Smashing results from nuclei

Frank Browne, Special Postdoctoral Researcher

Please briefly describe your current research.

I study exotic isotopes. To quickly explain, perhaps the most successful description of atomic nuclei is that of the shell model; this dictates that protons and neutrons exist in well-defined spatial configurations called orbitals, which are associated with particular energies. My focus is on measuring how these orbitals change when we adjust the number of protons and/or neutrons in nuclei. I do this by examining the radiation they emit.

In particular, I study atomic nuclei that have many more neutrons than naturally occurring isotopes. The properties of such exotic isotopes challenge established concepts of nuclear structure. They are also responsible for the chemical composition of stellar environments, including our solar system. Thus, my findings could provide the means to test poorly understood fundamental nuclear forces, and ultimately could help improve nuclear technology.

What are some of the technologies used to conduct your research?

RIKEN hosts the Radioactive Isotope Beam Factory (RIBF), a facility capable of producing the most intense beams of radioactive nuclei in the world. It does this by accelerating a beam of stable uranium to 70 percent the speed of light and smashing it against lighter nuclei. We probe the structure of the resultant nuclei, which have extreme imbalances of protons and neutrons.

picture of Frank Browne at RIBF 

What excites you the most about your current research?

The capabilities of the RIBF are beyond those of any other facility, and will be for the next several years. This makes for a great atmosphere during an experimental run, when you are almost guaranteed to find something new and exciting in the preliminary data.

What has been the most interesting discovery within your field of the last few years?

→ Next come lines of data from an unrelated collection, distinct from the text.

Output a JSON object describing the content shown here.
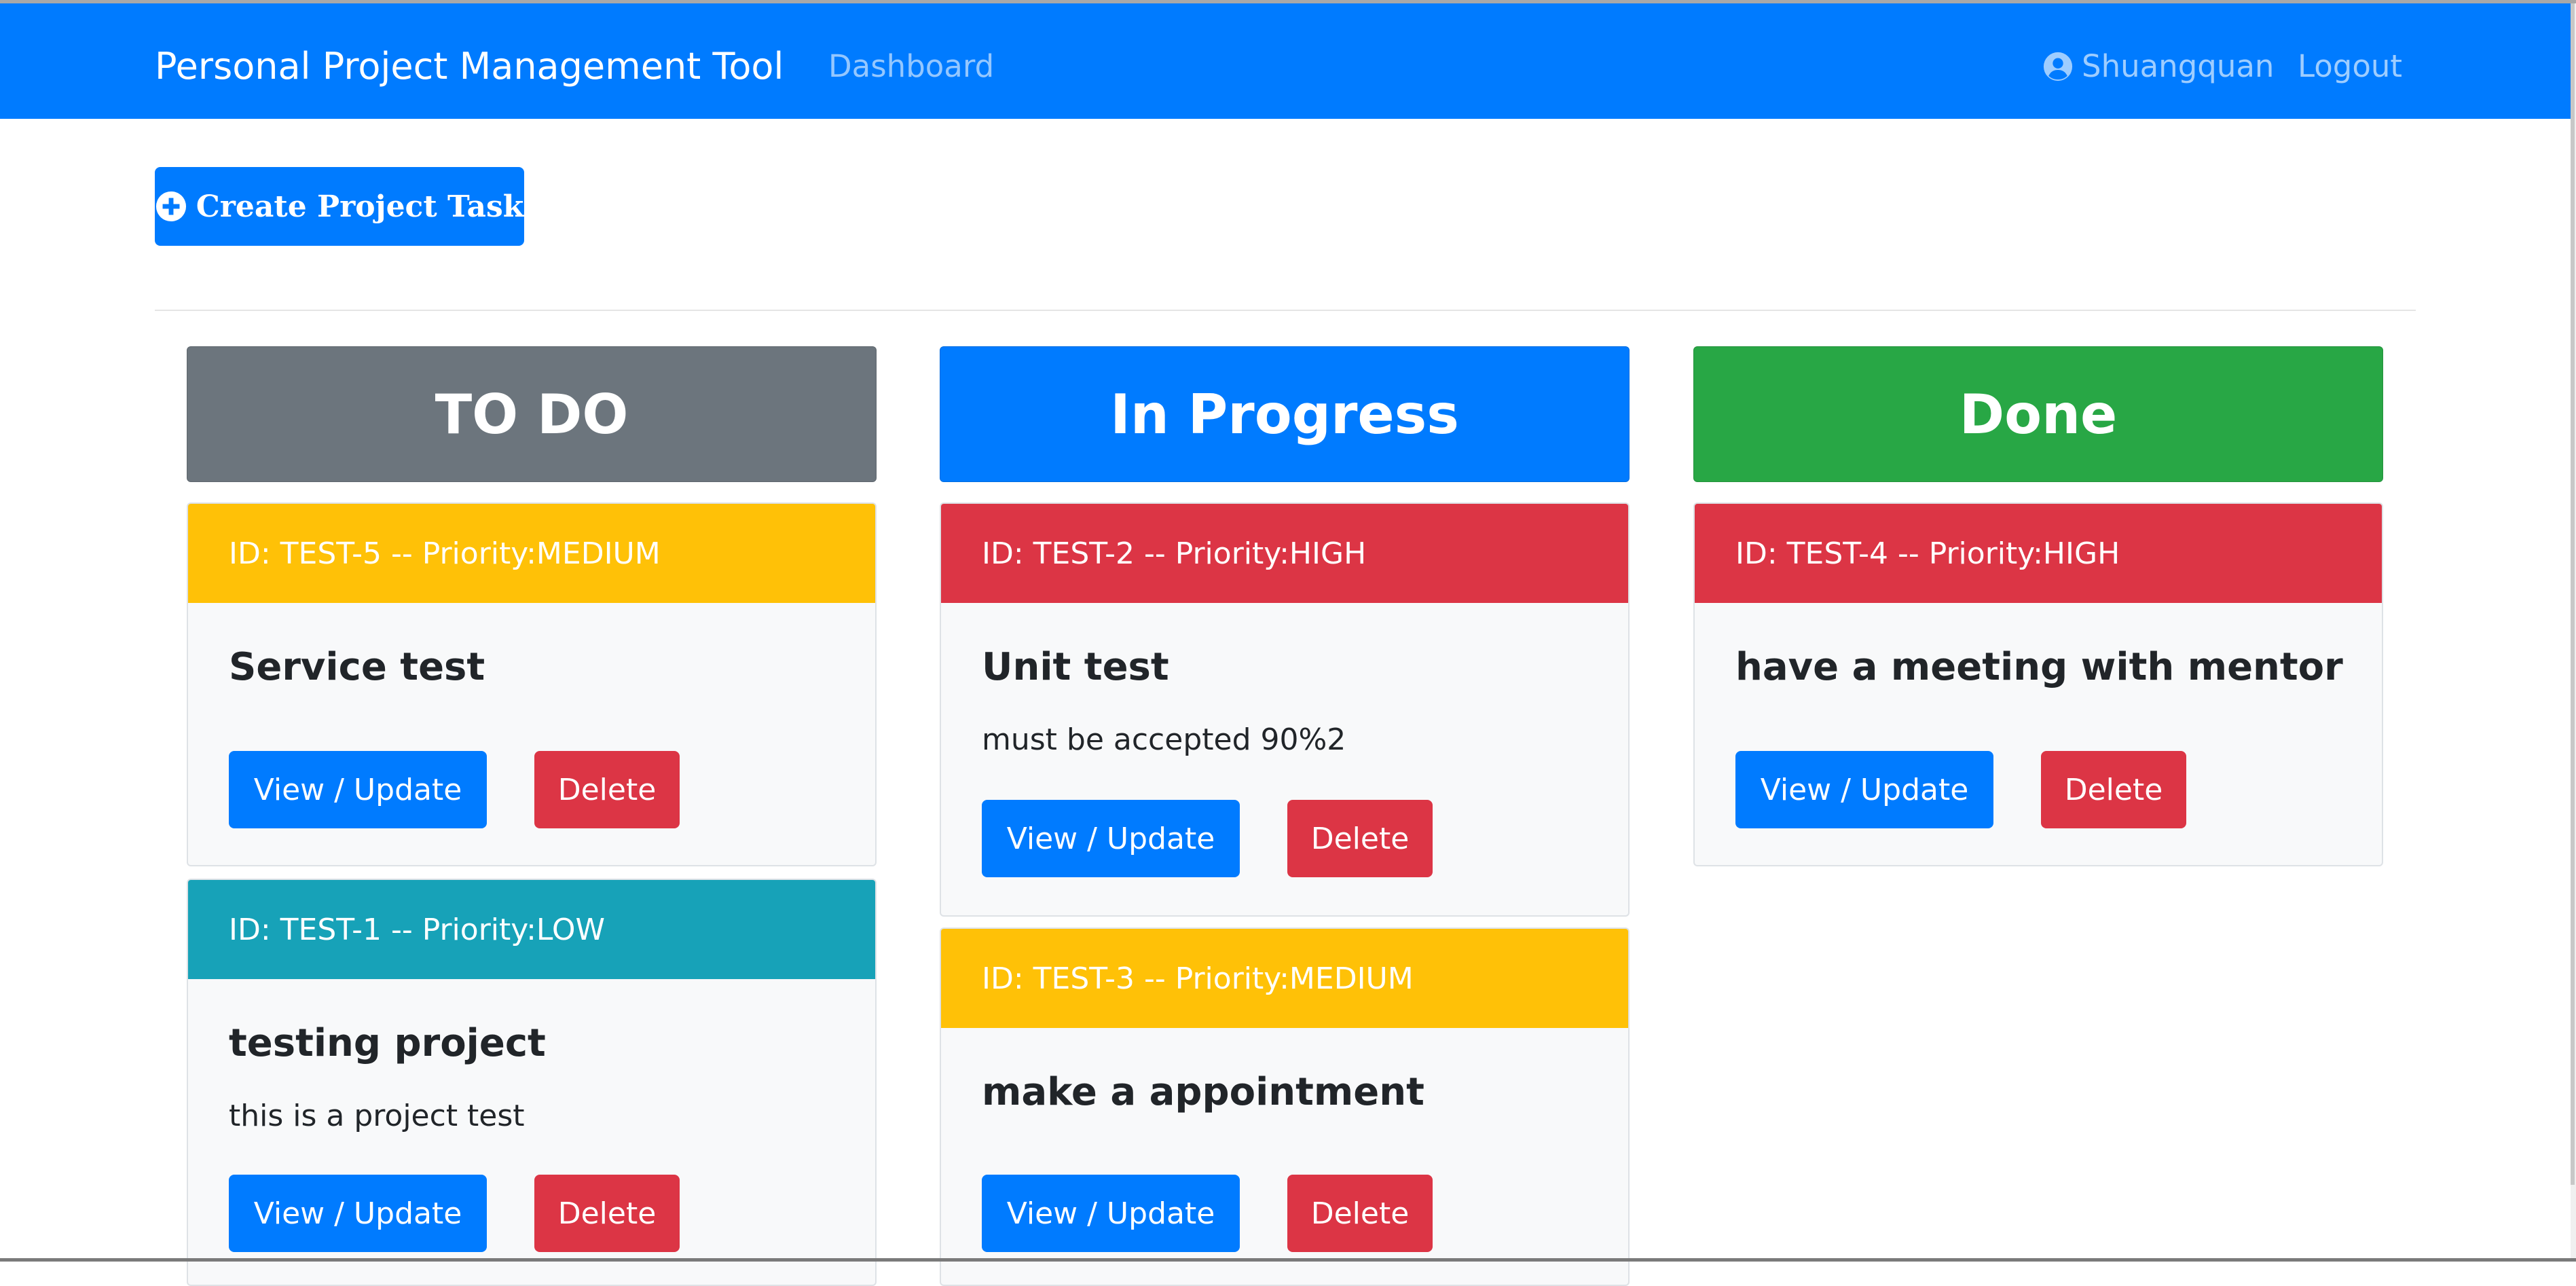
{
  "navbar": {
    "brand": "Personal Project Management Tool",
    "dashboard": "Dashboard",
    "user": "Shuangquan",
    "logout": "Logout",
    "user_icon": "user-circle-icon"
  },
  "toolbar": {
    "create_label": "Create Project Task",
    "create_icon": "plus-circle-icon"
  },
  "colors": {
    "primary": "#007bff",
    "secondary": "#6c757d",
    "success": "#28a745",
    "danger": "#dc3545",
    "warning": "#ffc107",
    "info": "#17a2b8"
  },
  "board": {
    "todo": {
      "title": "TO DO",
      "cards": [
        {
          "header": "ID: TEST-5 -- Priority:MEDIUM",
          "title": "Service test",
          "description": "",
          "view_label": "View / Update",
          "delete_label": "Delete"
        },
        {
          "header": "ID: TEST-1 -- Priority:LOW",
          "title": "testing project",
          "description": "this is a project test",
          "view_label": "View / Update",
          "delete_label": "Delete"
        }
      ]
    },
    "in_progress": {
      "title": "In Progress",
      "cards": [
        {
          "header": "ID: TEST-2 -- Priority:HIGH",
          "title": "Unit test",
          "description": "must be accepted 90%2",
          "view_label": "View / Update",
          "delete_label": "Delete"
        },
        {
          "header": "ID: TEST-3 -- Priority:MEDIUM",
          "title": "make a appointment",
          "description": "",
          "view_label": "View / Update",
          "delete_label": "Delete"
        }
      ]
    },
    "done": {
      "title": "Done",
      "cards": [
        {
          "header": "ID: TEST-4 -- Priority:HIGH",
          "title": "have a meeting with mentor",
          "description": "",
          "view_label": "View / Update",
          "delete_label": "Delete"
        }
      ]
    }
  }
}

While atomic nuclei are notoriously difficult to explain in a theoretical manner, it has been predicted that the mass-54 calcium isotope might be particularly stable. This was confirmed in a landmark experiment performed at the RIBF. I’m presently investigating the same nucleus, but using different production pathways. My results provide firmer confirmation of this important result, and hint at a rare competition between nuclear decay modes.

“My research is important to sustainable development because...”

The electric car marks a turn towards burgeoning electricity consumption. In order to match this consumption, reliable and high-density power generation methods must be pursued. Nuclear technologies provide a low-carbon solution. Promising developments towards safer and more efficient power generation include; reactor-neutrino observation as a means of non-intrusive reactor monitoring, and the development of nuclear reaction mechanisms for transmutation of long-lived nuclear waste.

What are your thoughts on science today?

With the increased emphasis being put on the “impact” of scientific results, I believe that there’s a danger of overselling ourselves. Even more dangerous is the active seeking of phenomena in our data that we know will garner attention. Whilst combating this is difficult, indeed these are mostly subconscious behaviours, we should strive to admit our ignorance and treat expected results with the same reverence as those that are unexpected.